Abstract: The description of how individual models in families of models are related to each other is crucial for the general philosophical understanding of model-based scientific practice. We focus on the Capital Asset Pricing Models (CAPM) family, a cornerstone in financial economics, to provide a descriptive analysis of model relations within a family. We introduce … Read more
The blossoming research field “philosophy of economics” has a new resource: the “Routledge Handbook of Philosophy of Economics”. It is co-edited by Conrad Heilmann (Erasmus University Rotterdam) and Julian Reiss (Johannes Kepler University Linz). A new resource for philosophy of economics The Handbook captures the most important topics and recent trends in the field “philosophy … Read more
The rich legacy of EUR economist Jan Tinbergen needs updating. Besides a Nobel Prize in economics, having founded Dutch and international organisations, being active in policymaking and economic development, and having published influential works especially on econometrics, there is also this: Tinbergen has formulated the “no envy” fairness principle already in 1930, decades earlier than previously … Read more
In their article ‘Liberal political equality implies proportional representation’, which was published in Social Choice and Welfare 33(4):617–627 in 2009, Eliora van der Hout and Anthony J. McGann claim that any seat-allocation rule that satisfies certain ‘Liberal axioms’ produces results essentially equivalent to proportional representation. We show that their claim and its proof are wanting. Firstly, the … Read more
Our chapter “Fairness and Fair Division” is forthcoming in The Routledge Handbook of Philosophy of Economics Abstract. Fairness is important concept in Western philosophy and in economics alike. We review the so-called fair division theories in philosophy and economics that explore fairness as a distinct value concept. Philosophers build on John Broome’s influential account of … Read more
‘Mathematical psychics’ was the name of the approach and the book by Edgeworth for a burgeoning scientific approach, also pioneered by Pareto, for that part of psychology on which economics rests.

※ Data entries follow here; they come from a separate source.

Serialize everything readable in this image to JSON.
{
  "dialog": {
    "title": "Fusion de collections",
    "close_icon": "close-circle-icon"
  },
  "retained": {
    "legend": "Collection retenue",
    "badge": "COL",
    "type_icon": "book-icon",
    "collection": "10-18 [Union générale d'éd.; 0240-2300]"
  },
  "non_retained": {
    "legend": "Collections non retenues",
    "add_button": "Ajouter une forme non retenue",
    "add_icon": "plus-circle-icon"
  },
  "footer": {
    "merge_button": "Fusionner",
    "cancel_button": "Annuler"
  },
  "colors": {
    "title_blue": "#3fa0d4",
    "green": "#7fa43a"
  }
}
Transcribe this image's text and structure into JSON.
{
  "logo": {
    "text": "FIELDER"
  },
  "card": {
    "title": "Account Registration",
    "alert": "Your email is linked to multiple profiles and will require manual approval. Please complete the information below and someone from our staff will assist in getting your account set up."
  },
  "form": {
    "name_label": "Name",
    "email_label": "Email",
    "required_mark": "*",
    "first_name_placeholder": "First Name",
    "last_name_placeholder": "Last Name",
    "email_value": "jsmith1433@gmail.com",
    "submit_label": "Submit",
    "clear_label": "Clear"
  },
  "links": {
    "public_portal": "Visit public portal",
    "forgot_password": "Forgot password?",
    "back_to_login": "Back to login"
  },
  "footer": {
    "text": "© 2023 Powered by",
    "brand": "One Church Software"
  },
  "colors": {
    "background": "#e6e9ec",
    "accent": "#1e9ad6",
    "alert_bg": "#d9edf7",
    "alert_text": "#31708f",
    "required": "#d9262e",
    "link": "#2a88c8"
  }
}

The nature of the subject of this approach raises the prospect that this approach can also be of interest to practitioners of other sciences … Read more
The important ‘no-envy’ fairness criterion has typically been attributed to Foley (1967) and sometimes to Tinbergen (1946, 1953). We reveal that Jan Tinbergen introduced ‘no-envy’ as a fairness criterion in his article “Mathematiese Psychologie” published in 1930 in the Dutch journal Mens en Maatschappij and translated as “Mathematical Psychology” in 2021 in the Erasmus Journal for Philosophy and … Read more
A short text on the very idea of fairness as proportional satisfaction of claims appeared (in Dutch) in the Algemeen Nederlands Tijdschrift voor Wijsbegeerte: S. Wintein & C. Heilmann (2020). Eerlijkheid: het proportionele-claims idee. Algemeen Nederlands Tijdschrift voor Wijsbegeerte, 112 (4), 494-498.
Stefan Wintein and I have published a small tribute (“Kleine Ode”) to Aristoteles on the Dutch philosophy blog Bij Nader Inzien.